A few weeks ago there occurred the largest and most brutal capture of dolphins in recent history. In the Solomon Islands fishermen captured some 200 dolphins in consideration of a promise of $400 for each one. And the mammals are being held waiting for their transportation from Honiara to – oh, surprise – Mexico, a country that appears to be becoming the center of the illegal industry of dolphin trafficking, an extremely cruel and inhumane industry. According to the environmental group Australians for Animals, dozens of dolphins will be imported by the Parque Nizuc Company, near Cancun. The individual said to be responsible for the transaction is one Mauricio Martinez de Alba. We can certainly expect more dolphins to be imported before laws against it come into effect.. In any case, Mexico, as a signatory to CITES, should not allow these imports. Permission for the capture was negotiated by Mexicans in Honiara with the authorities in the Solomon Islands. According to Brian Baldwin, the British High Commissioner in the Solomon Islands, this country is undergoing a crisis of governability, with serious economic problems and an absence of the Rule of Law.

After being captured in nets, the dolphins were transported by boats to places of temporary imprisonment. Conditions in the floating cages on Gela Island are horrifying: the water is no more than one meter deep and the only exercise the dolphins receive is when their Mexican trainers throw them fish. According to our sources, Parque Nizuc is paying 250,000 Australian dollars for the dolphins, who will later be sold to marine parks in Europe. This is an insult to local traditions, because in some parts of the Solomon Island it is taboo to harm dolphins, as there is a belief that persons with magical powers can be transformed into them.

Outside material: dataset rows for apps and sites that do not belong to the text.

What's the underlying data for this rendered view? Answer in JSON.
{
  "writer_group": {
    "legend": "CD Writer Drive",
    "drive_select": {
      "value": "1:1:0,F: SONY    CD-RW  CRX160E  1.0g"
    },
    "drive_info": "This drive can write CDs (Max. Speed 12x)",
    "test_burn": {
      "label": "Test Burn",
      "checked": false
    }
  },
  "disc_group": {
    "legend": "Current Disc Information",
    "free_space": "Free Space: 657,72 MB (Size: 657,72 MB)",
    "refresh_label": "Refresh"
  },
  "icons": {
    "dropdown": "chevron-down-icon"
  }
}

It is imperative that Mexican authorities cancel the permit that some irresponsible functionary issued to harm the dolphins, and also, that measures be also taken against these pillagers of marine mammals so close to man, and that the dolphins be returned to their freedom in the ocean.